13.5. The evolutionary success of insect predation and parasitism

In Chapter 11 we saw how the development of angiosperms and their colonization by specific plant-eating insects explained a substantial diversification of phytophagous insects relative to their non-phytophagous sister taxa. Analogous diversification of Hymenoptera in relation to adoption of a parasitic lifestyle exists, because numerous small groups form a “chain” on the phylogenetic tree outside the primarily parasitic sister group, the suborder Apocrita. It is likely that Orussoidea (with only one family, Orussidae) is the sister group to Apocrita, and probably all are parasitic on wood-boring insect larvae. However, the next prospective sister group lying in the (paraphyletic) “Symphyta” is a small group of wood wasps. This sister group is non- parasitic (as are the remaining symphytans) and species-poor with respect to the speciose combined Apocrita plus Orussoidea. This phylogeny implies that, in this case, adoption of a parasitic lifestyle was associated with a major evolutionary radiation. An explanation may lie in the degree of host restriction: if each species of phytophagous insect were host to a more or less monophagous parasitoid, then we would expect to see a diversification (radiation) of insect parasitoids that corresponded to that of phytophagous insects. Two assumptions need examination in this context — the degree of host-specificity and the number of parasitoids harbored by each host.

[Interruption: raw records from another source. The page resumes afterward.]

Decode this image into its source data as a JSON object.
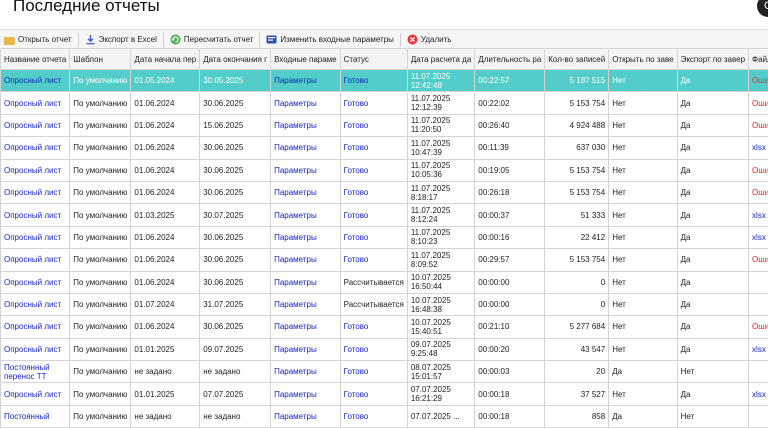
{
  "page": {
    "title": "Последние отчеты",
    "corner_glyph": "С"
  },
  "toolbar": {
    "open_report": "Открыть отчет",
    "export_excel": "Экспорт в Excel",
    "recalculate": "Пересчитать отчет",
    "change_params": "Изменить входные параметры",
    "delete": "Удалить"
  },
  "colors": {
    "selected_row": "#53cdc9",
    "link": "#1526c8",
    "error": "#ef1c1c",
    "toolbar_bg": "#f6f6f6"
  },
  "table": {
    "headers": [
      "Название отчета",
      "Шаблон",
      "Дата начала пер",
      "Дата окончания г",
      "Входные параме",
      "Статус",
      "Дата расчета дa",
      "Длительность ра",
      "Кол-во записей",
      "Открыть по заве",
      "Экспорт по завер",
      "Файл"
    ],
    "rows": [
      [
        "Опросный лист",
        "По умолчанию",
        "01.05.2024",
        "30.05.2025",
        "Параметры",
        "Готово",
        "11.07.2025 12:42:48",
        "00:22:57",
        "5 187 515",
        "Нет",
        "Да",
        "Ошибка"
      ],
      [
        "Опросный лист",
        "По умолчанию",
        "01.06.2024",
        "30.06.2025",
        "Параметры",
        "Готово",
        "11.07.2025 12:12:39",
        "00:22:02",
        "5 153 754",
        "Нет",
        "Да",
        "Ошибка"
      ],
      [
        "Опросный лист",
        "По умолчанию",
        "01.06.2024",
        "15.06.2025",
        "Параметры",
        "Готово",
        "11.07.2025 11:20:50",
        "00:26:40",
        "4 924 488",
        "Нет",
        "Да",
        "Ошибка"
      ],
      [
        "Опросный лист",
        "По умолчанию",
        "01.06.2024",
        "30.06.2025",
        "Параметры",
        "Готово",
        "11.07.2025 10:47:39",
        "00:11:39",
        "637 030",
        "Нет",
        "Да",
        "xlsx"
      ],
      [
        "Опросный лист",
        "По умолчанию",
        "01.06.2024",
        "30.06.2025",
        "Параметры",
        "Готово",
        "11.07.2025 10:05:36",
        "00:19:05",
        "5 153 754",
        "Нет",
        "Да",
        "Ошибка"
      ],
      [
        "Опросный лист",
        "По умолчанию",
        "01.06.2024",
        "30.06.2025",
        "Параметры",
        "Готово",
        "11.07.2025 8:18:17",
        "00:26:18",
        "5 153 754",
        "Нет",
        "Да",
        "Ошибка"
      ],
      [
        "Опросный лист",
        "По умолчанию",
        "01.03.2025",
        "30.07.2025",
        "Параметры",
        "Готово",
        "11.07.2025 8:12:24",
        "00:00:37",
        "51 333",
        "Нет",
        "Да",
        "xlsx"
      ],
      [
        "Опросный лист",
        "По умолчанию",
        "01.06.2024",
        "30.06.2025",
        "Параметры",
        "Готово",
        "11.07.2025 8:10:23",
        "00:00:16",
        "22 412",
        "Нет",
        "Да",
        "xlsx"
      ],
      [
        "Опросный лист",
        "По умолчанию",
        "01.06.2024",
        "30.06.2025",
        "Параметры",
        "Готово",
        "11.07.2025 8:09:52",
        "00:29:57",
        "5 153 754",
        "Нет",
        "Да",
        "Ошибка"
      ],
      [
        "Опросный лист",
        "По умолчанию",
        "01.06.2024",
        "30.06.2025",
        "Параметры",
        "Рассчитывается",
        "10.07.2025 16:50:44",
        "00:00:00",
        "0",
        "Нет",
        "Да",
        ""
      ],
      [
        "Опросный лист",
        "По умолчанию",
        "01.07.2024",
        "31.07.2025",
        "Параметры",
        "Рассчитывается",
        "10.07.2025 16:48:38",
        "00:00:00",
        "0",
        "Нет",
        "Да",
        ""
      ],
      [
        "Опросный лист",
        "По умолчанию",
        "01.06.2024",
        "30.06.2025",
        "Параметры",
        "Готово",
        "10.07.2025 15:40:51",
        "00:21:10",
        "5 277 684",
        "Нет",
        "Да",
        "Ошибка"
      ],
      [
        "Опросный лист",
        "По умолчанию",
        "01.01.2025",
        "09.07.2025",
        "Параметры",
        "Готово",
        "09.07.2025 9:25:48",
        "00:00:20",
        "43 547",
        "Нет",
        "Да",
        "xlsx"
      ],
      [
        "Постоянный перенос ТТ",
        "По умолчанию",
        "не задано",
        "не задано",
        "Параметры",
        "Готово",
        "08.07.2025 15:01:57",
        "00:00:03",
        "20",
        "Да",
        "Нет",
        ""
      ],
      [
        "Опросный лист",
        "По умолчанию",
        "01.01.2025",
        "07.07.2025",
        "Параметры",
        "Готово",
        "07.07.2025 16:21:29",
        "00:00:18",
        "37 527",
        "Нет",
        "Да",
        "xlsx"
      ],
      [
        "Постоянный",
        "По умолчанию",
        "не задано",
        "не задано",
        "Параметры",
        "Готово",
        "07.07.2025 ...",
        "00:00:18",
        "858",
        "Да",
        "Нет",
        ""
      ]
    ]
  }
}
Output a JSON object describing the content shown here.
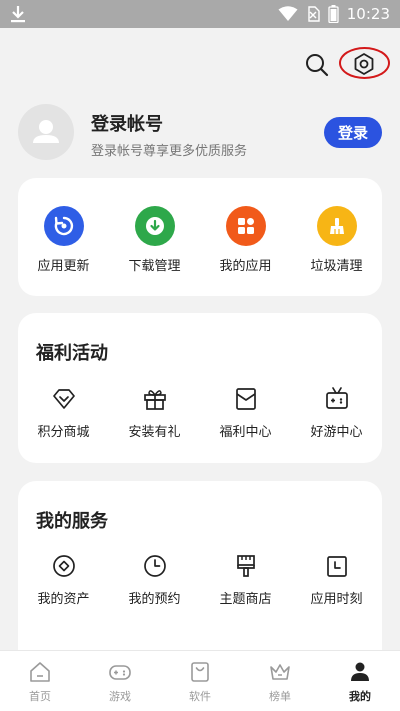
{
  "status_bar": {
    "time": "10:23"
  },
  "profile": {
    "title": "登录帐号",
    "subtitle": "登录帐号尊享更多优质服务",
    "login_button": "登录"
  },
  "quick_actions": [
    {
      "label": "应用更新",
      "icon": "refresh-icon",
      "color": "#2f5ee6"
    },
    {
      "label": "下载管理",
      "icon": "download-icon",
      "color": "#2ea84a"
    },
    {
      "label": "我的应用",
      "icon": "apps-grid-icon",
      "color": "#f15a1a"
    },
    {
      "label": "垃圾清理",
      "icon": "broom-icon",
      "color": "#f7b515"
    }
  ],
  "benefits": {
    "title": "福利活动",
    "items": [
      {
        "label": "积分商城",
        "icon": "diamond-icon"
      },
      {
        "label": "安装有礼",
        "icon": "gift-icon"
      },
      {
        "label": "福利中心",
        "icon": "envelope-icon"
      },
      {
        "label": "好游中心",
        "icon": "game-tv-icon"
      }
    ]
  },
  "services": {
    "title": "我的服务",
    "items": [
      {
        "label": "我的资产",
        "icon": "coin-icon"
      },
      {
        "label": "我的预约",
        "icon": "clock-icon"
      },
      {
        "label": "主题商店",
        "icon": "brush-icon"
      },
      {
        "label": "应用时刻",
        "icon": "calendar-icon"
      }
    ]
  },
  "bottom_nav": [
    {
      "label": "首页",
      "icon": "home-icon",
      "active": false
    },
    {
      "label": "游戏",
      "icon": "gamepad-icon",
      "active": false
    },
    {
      "label": "软件",
      "icon": "bag-icon",
      "active": false
    },
    {
      "label": "榜单",
      "icon": "crown-icon",
      "active": false
    },
    {
      "label": "我的",
      "icon": "person-icon",
      "active": true
    }
  ]
}
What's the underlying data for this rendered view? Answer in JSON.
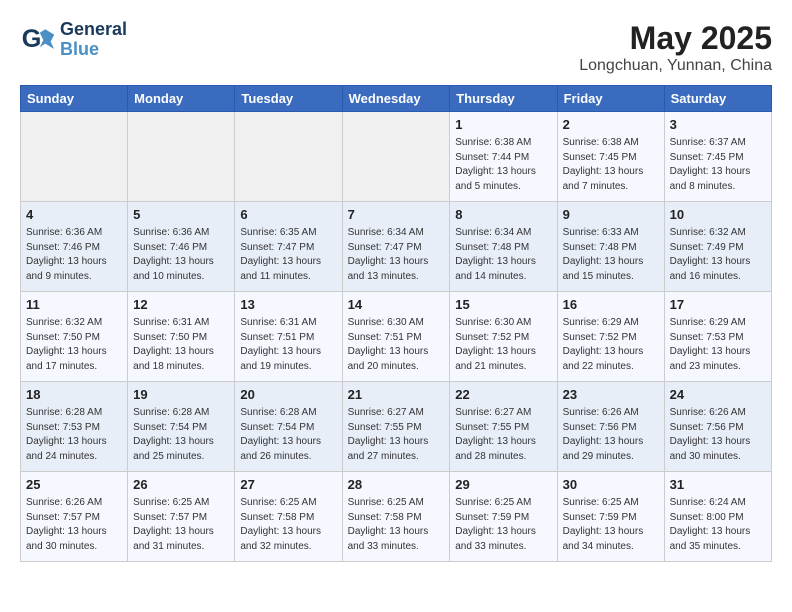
{
  "header": {
    "logo_line1": "General",
    "logo_line2": "Blue",
    "month_title": "May 2025",
    "location": "Longchuan, Yunnan, China"
  },
  "days_of_week": [
    "Sunday",
    "Monday",
    "Tuesday",
    "Wednesday",
    "Thursday",
    "Friday",
    "Saturday"
  ],
  "weeks": [
    [
      {
        "num": "",
        "info": ""
      },
      {
        "num": "",
        "info": ""
      },
      {
        "num": "",
        "info": ""
      },
      {
        "num": "",
        "info": ""
      },
      {
        "num": "1",
        "info": "Sunrise: 6:38 AM\nSunset: 7:44 PM\nDaylight: 13 hours\nand 5 minutes."
      },
      {
        "num": "2",
        "info": "Sunrise: 6:38 AM\nSunset: 7:45 PM\nDaylight: 13 hours\nand 7 minutes."
      },
      {
        "num": "3",
        "info": "Sunrise: 6:37 AM\nSunset: 7:45 PM\nDaylight: 13 hours\nand 8 minutes."
      }
    ],
    [
      {
        "num": "4",
        "info": "Sunrise: 6:36 AM\nSunset: 7:46 PM\nDaylight: 13 hours\nand 9 minutes."
      },
      {
        "num": "5",
        "info": "Sunrise: 6:36 AM\nSunset: 7:46 PM\nDaylight: 13 hours\nand 10 minutes."
      },
      {
        "num": "6",
        "info": "Sunrise: 6:35 AM\nSunset: 7:47 PM\nDaylight: 13 hours\nand 11 minutes."
      },
      {
        "num": "7",
        "info": "Sunrise: 6:34 AM\nSunset: 7:47 PM\nDaylight: 13 hours\nand 13 minutes."
      },
      {
        "num": "8",
        "info": "Sunrise: 6:34 AM\nSunset: 7:48 PM\nDaylight: 13 hours\nand 14 minutes."
      },
      {
        "num": "9",
        "info": "Sunrise: 6:33 AM\nSunset: 7:48 PM\nDaylight: 13 hours\nand 15 minutes."
      },
      {
        "num": "10",
        "info": "Sunrise: 6:32 AM\nSunset: 7:49 PM\nDaylight: 13 hours\nand 16 minutes."
      }
    ],
    [
      {
        "num": "11",
        "info": "Sunrise: 6:32 AM\nSunset: 7:50 PM\nDaylight: 13 hours\nand 17 minutes."
      },
      {
        "num": "12",
        "info": "Sunrise: 6:31 AM\nSunset: 7:50 PM\nDaylight: 13 hours\nand 18 minutes."
      },
      {
        "num": "13",
        "info": "Sunrise: 6:31 AM\nSunset: 7:51 PM\nDaylight: 13 hours\nand 19 minutes."
      },
      {
        "num": "14",
        "info": "Sunrise: 6:30 AM\nSunset: 7:51 PM\nDaylight: 13 hours\nand 20 minutes."
      },
      {
        "num": "15",
        "info": "Sunrise: 6:30 AM\nSunset: 7:52 PM\nDaylight: 13 hours\nand 21 minutes."
      },
      {
        "num": "16",
        "info": "Sunrise: 6:29 AM\nSunset: 7:52 PM\nDaylight: 13 hours\nand 22 minutes."
      },
      {
        "num": "17",
        "info": "Sunrise: 6:29 AM\nSunset: 7:53 PM\nDaylight: 13 hours\nand 23 minutes."
      }
    ],
    [
      {
        "num": "18",
        "info": "Sunrise: 6:28 AM\nSunset: 7:53 PM\nDaylight: 13 hours\nand 24 minutes."
      },
      {
        "num": "19",
        "info": "Sunrise: 6:28 AM\nSunset: 7:54 PM\nDaylight: 13 hours\nand 25 minutes."
      },
      {
        "num": "20",
        "info": "Sunrise: 6:28 AM\nSunset: 7:54 PM\nDaylight: 13 hours\nand 26 minutes."
      },
      {
        "num": "21",
        "info": "Sunrise: 6:27 AM\nSunset: 7:55 PM\nDaylight: 13 hours\nand 27 minutes."
      },
      {
        "num": "22",
        "info": "Sunrise: 6:27 AM\nSunset: 7:55 PM\nDaylight: 13 hours\nand 28 minutes."
      },
      {
        "num": "23",
        "info": "Sunrise: 6:26 AM\nSunset: 7:56 PM\nDaylight: 13 hours\nand 29 minutes."
      },
      {
        "num": "24",
        "info": "Sunrise: 6:26 AM\nSunset: 7:56 PM\nDaylight: 13 hours\nand 30 minutes."
      }
    ],
    [
      {
        "num": "25",
        "info": "Sunrise: 6:26 AM\nSunset: 7:57 PM\nDaylight: 13 hours\nand 30 minutes."
      },
      {
        "num": "26",
        "info": "Sunrise: 6:25 AM\nSunset: 7:57 PM\nDaylight: 13 hours\nand 31 minutes."
      },
      {
        "num": "27",
        "info": "Sunrise: 6:25 AM\nSunset: 7:58 PM\nDaylight: 13 hours\nand 32 minutes."
      },
      {
        "num": "28",
        "info": "Sunrise: 6:25 AM\nSunset: 7:58 PM\nDaylight: 13 hours\nand 33 minutes."
      },
      {
        "num": "29",
        "info": "Sunrise: 6:25 AM\nSunset: 7:59 PM\nDaylight: 13 hours\nand 33 minutes."
      },
      {
        "num": "30",
        "info": "Sunrise: 6:25 AM\nSunset: 7:59 PM\nDaylight: 13 hours\nand 34 minutes."
      },
      {
        "num": "31",
        "info": "Sunrise: 6:24 AM\nSunset: 8:00 PM\nDaylight: 13 hours\nand 35 minutes."
      }
    ]
  ]
}
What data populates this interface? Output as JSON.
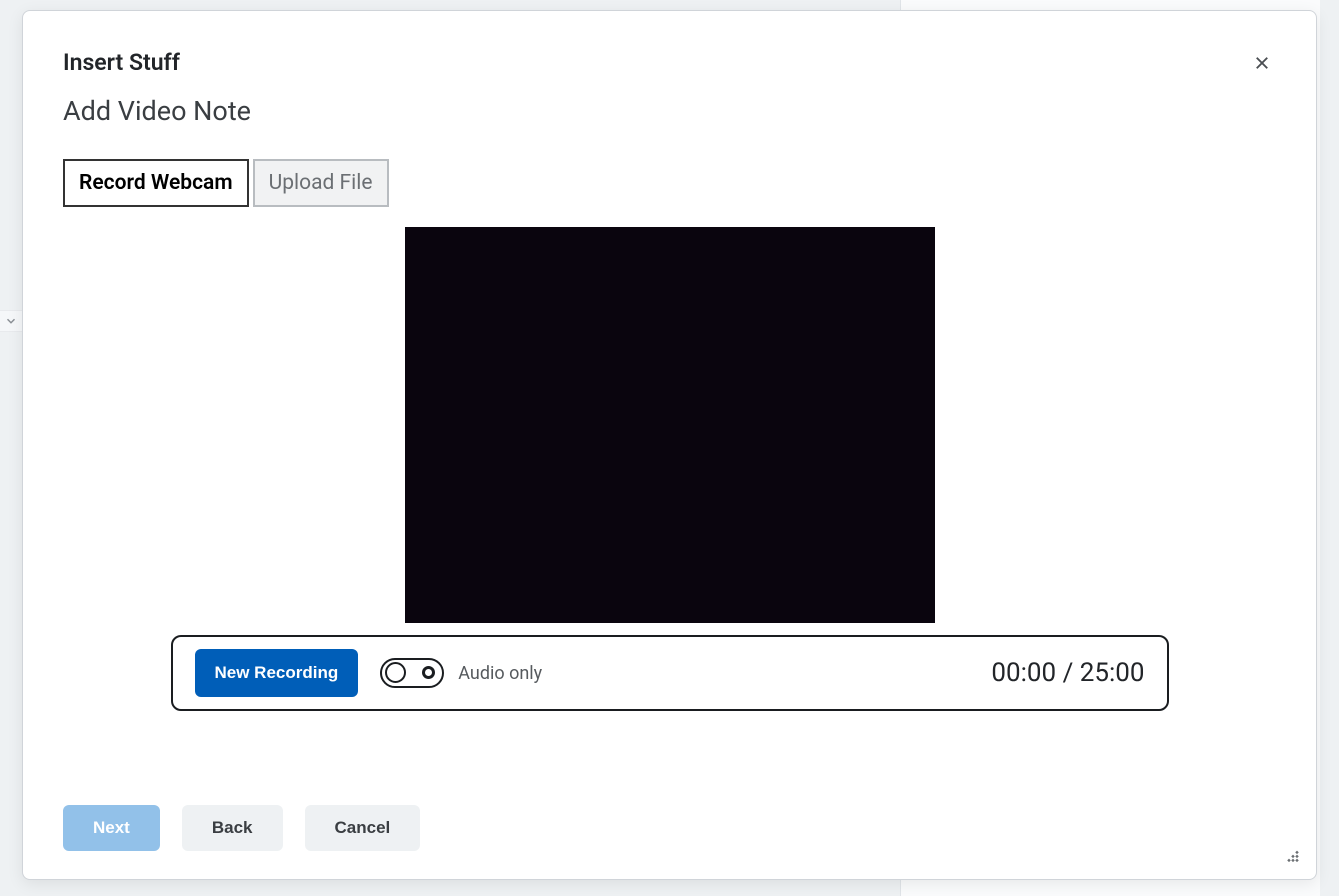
{
  "modal": {
    "title": "Insert Stuff",
    "subtitle": "Add Video Note"
  },
  "tabs": {
    "record": "Record Webcam",
    "upload": "Upload File"
  },
  "controls": {
    "new_recording": "New Recording",
    "audio_only": "Audio only",
    "time": "00:00 / 25:00"
  },
  "footer": {
    "next": "Next",
    "back": "Back",
    "cancel": "Cancel"
  }
}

The question of the degree of monophagy amongst parasites and parasitoids is not answered conclusively. For example, many parasitic hymenopterans are extremely small, and the basic taxonomy and host associations are yet to be fully worked out. However, there is no doubt that the parasitic hymenopterans are extremely speciose, and show a varying pattern of host-specificity from strict monophagy to oligophagy. Amongst parasitoids within the Diptera, the species-rich Tachinidae are relatively general feeders, specializing only in hosts belonging to families or even ordinal groups. Amongst the ectoparasites, lice are predominantly monoxenic, as are many fleas and flies. However, even if several species of ectoparasitic insects were borne by each host species, as the vertebrates are not numerous, ectoparasites contribute relatively little to biological diversification in comparison with the parasitoids of insect (and other diverse arthropod) hosts.

There is substantial evidence that many hosts sup- port multiple parasitoids (much of this evidence is acquired by the diligence of amateur entomologists). This phenomenon is well known to lepidopterists that endeavor to rear adult butterflies or moths from wild-caught larvae — the frequency and diversity of parasitization is very high. Suites of parasitoid and hyper- parasitoid species may attack the same species of host at different seasons, in different locations, and in different life-history stages. There are many records of more than 10 parasitoid species throughout the range of some widespread lepidopterans, and although this is true also for certain well-studied coleopterans, the situation is less clear for other orders of insects.

Finally, some evolutionary interactions between parasites and parasitoids and their hosts may be considered. Patchiness of potential host abundance throughout the host range seems to provide opportunity for increased specialization, perhaps leading to species formation within the guild of parasites/parasitoids. This can be seen as a form of niche differentiation, where the total range of a host provides a niche that is ecologically partitioned. Hosts may escape from parasitization within refuges within the range, or by modification of the life cycle, with the introduction of a phase that the parasitoid cannot track. Host diapause may be a mechanism for evading a parasite that is restricted to continuous generations, with an extreme example of escape perhaps seen in the periodic cicada. These species of Magicicada grow concealed for many years as nymphs beneath the ground, with the very visible adults appearing only every 13 or 17 years. This cycle of a prime number of years may allow avoidance of predators or parasitoids that are able only to adapt to a predictable cyclical life history. Life-cycle shifts as attempts to evade predators may be important in species formation.

Strategies of prey/hosts and predators/parasitoids have been envisaged as evolutionary arms races, with a stepwise sequence of prey/host escape by evolution of successful defenses, followed by radiation before the predator/parasitoid “catches-up”, in a form of prey/ host tracking. An alternative evolutionary model envisages both prey/host and predator/parasitoid evolving defenses and circumventing them in virtual synchrony, in an evolutionarily stable strategy termed the “Red Queen” hypothesis (after the description in Alice in Wonderland of Alice and the Red Queen running faster and faster to stand still). Tests of each can be devised and models for either can be justified, and it is unlikely that conclusive evidence will be found in the short term. What is clear is that parasitoids and predators do exert great selective pressure on their hosts or prey, and remarkable defenses have arisen, as we shall see in the next chapter.

Chapter 13